top of page
  • Casey Giovinco

Bringing It Back To The Mat

It's the silliest thing, but I've really missed my yoga mat. Let me explain. While I was doing my research for writing The Serpent Ascending, I enrolled in a Kundalini Yoga teacher training program. I wanted to get certified in Kundalini Yoga for a while, but I just could never find the time. Writing The Serpent Ascending gave me an excellent excuse to take my own yoga practice to the next level.

What most people don't know is that what we call Kundalini Yoga here, in the West, is really the original yoga, and, in India, it is called Kundalini Tantra or just Tantra. The yoga practice itself actually falls under the umbrella of White Tantra, because it's extremely meditative and gets the practitioner prepared to approach the "Red Tantric" practices. Red Tantra involves the sexual positions that most of us in the West have come to associate with the word Tantra. If you'd like to know more about that division, I talk a great deal about this in The Serpent Ascending.

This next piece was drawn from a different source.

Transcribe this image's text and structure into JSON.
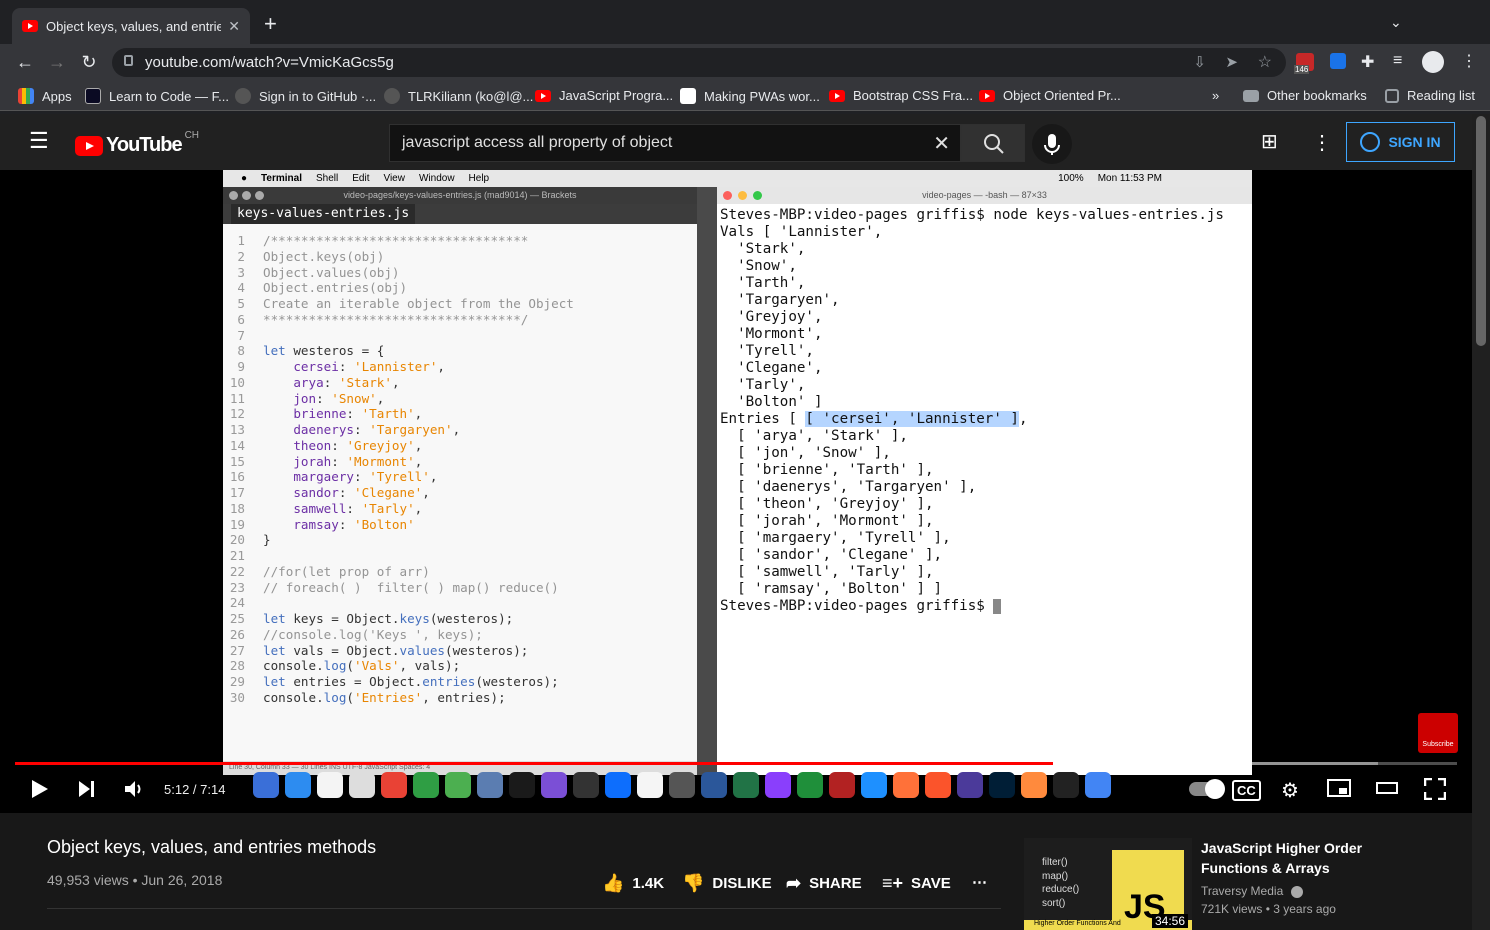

Unfortunately, this sexual association actually gave yoga a bad name when it first came to the West, and some "re-branding" was required. Aside from the misconceptions surrounding the sexual practices of Tantra, the original yoga was less accessible to Western audiences because it focused so heavily on meditative practices. So, long story short, the name was changed and some of the practices were modified to make it easier for Westerners to embrace the benefits of a Kundalini practice, that is to say a Tantric practice.

Because most people in the United States identify Kundalini Yoga with this new style introduced to us in the 1960s by Yogi Bhajan, my yoga teacher started me off with that system (thinking that's what I wanted). Let me say here, for the record, that I was perfectly happy with her instruction and with the material I was learning. (I still like it very much and find myself using it from time to time.) However, while we were taking a brief break so that she could handle some pre-arranged commitments, she "tuned in" to my practice on a psychic level, and got the "intuition" that I might actually be more drawn to the original form of practice rather than Yogi Bhajan's style.

So … on our first session after our break, she asked if I would be willing to see the differences in the two styles by having a more traditional practice that day. I wholeheartedly agreed, and I'm so glad I did.

The first thing she said to me was "Get out your yoga mat." It sounds so ridiculous, but I was overjoyed! In Yogi Bhajan's style, there is less of a focus on the mat. In fact, the entire time we were learning that style, she never even mentioned the mat. Instead, we sat on pillows and used blankets. It was all very comfortable, but, I'll be honest, it felt like something was missing for me.

The lack of the mat was not the only thing that threw me off. There were other differences in the Yogi Bhajan style of Kundalini that I immediately noticed. For example, instead of chanting "Om," there was another chant that I had never encountered before. In Yogi Bhajan's style of Kundalini, the practitioner chants "Ong namo guru dev namo" at least three times before beginning the practice. A rough translation of this mantra is "I bow to the teacher within." While it is certainly beautiful, I always struggled with feeling like something was missing. I genuinely missed chanting "Om." What's interesting is that the word Ong is just another way of saying "Om," but still I felt like it was missing. Even the way that the classes are ended felt like a deviation from the traditional yoga that I have always known and loved. Instead of saying "Namaste," Kundalini Yoga (as taught by Yogi Bhajan) chants "Satnam" three times.

While I didn't have a problem with these differences, they did give me some pause. I wanted to know more about them. I wanted to know why they were changed, and why I had never heard of them in my more traditional yoga training. Turns out that there's a simple answer.

Yogi Bhajan was Sikh, and he liberally combined elements of his own religion into his yoga teachings without differentiating between his personal faith and traditional practice. As a simple example of this, the word Satnam, which is used to end a Kundalini class in Yogi Bhajan's style, is pulled from the Guru Granth Sahib (a holy scripture of the Sikh religion). Personally, I don't have a problem with Yogi Bhajan teaching yoga his way. I'm sort of doing something similar by making comparisons between yoga and witchcraft. (That is definitely NOT traditional yoga teaching, by the way.) I'm just a bit more honest about where my own practices as a witch who uses yoga to enhance his witchcraft deviate from the original material, and I don't try to use yoga to present witchcraft to my mundane yoga students. If nothing else, I'll remember Yogi Bhajan as a guide for how to be more transparent in my own approach to talking about how witches can use yoga to become better witches.

Long story short, we tried a traditional Kundalini Tantra practice, and I was in love. It started in a very familiar way. There was a centering meditation. Then we chanted "Om." We performed some Sun Salutations, and the rest was history. It all felt very familiar. It was like I was re-embracing an old friend. I never realized how much I missed certain aspects of my yoga practice until I didn't have them for a while.

What's interesting is the fact that this change in style made all the difference in my chakra meditations as well. Tune in next time to hear how the change in style affected my focus on the sacral chakra.


34 views

Recent Posts

See All
bottom of page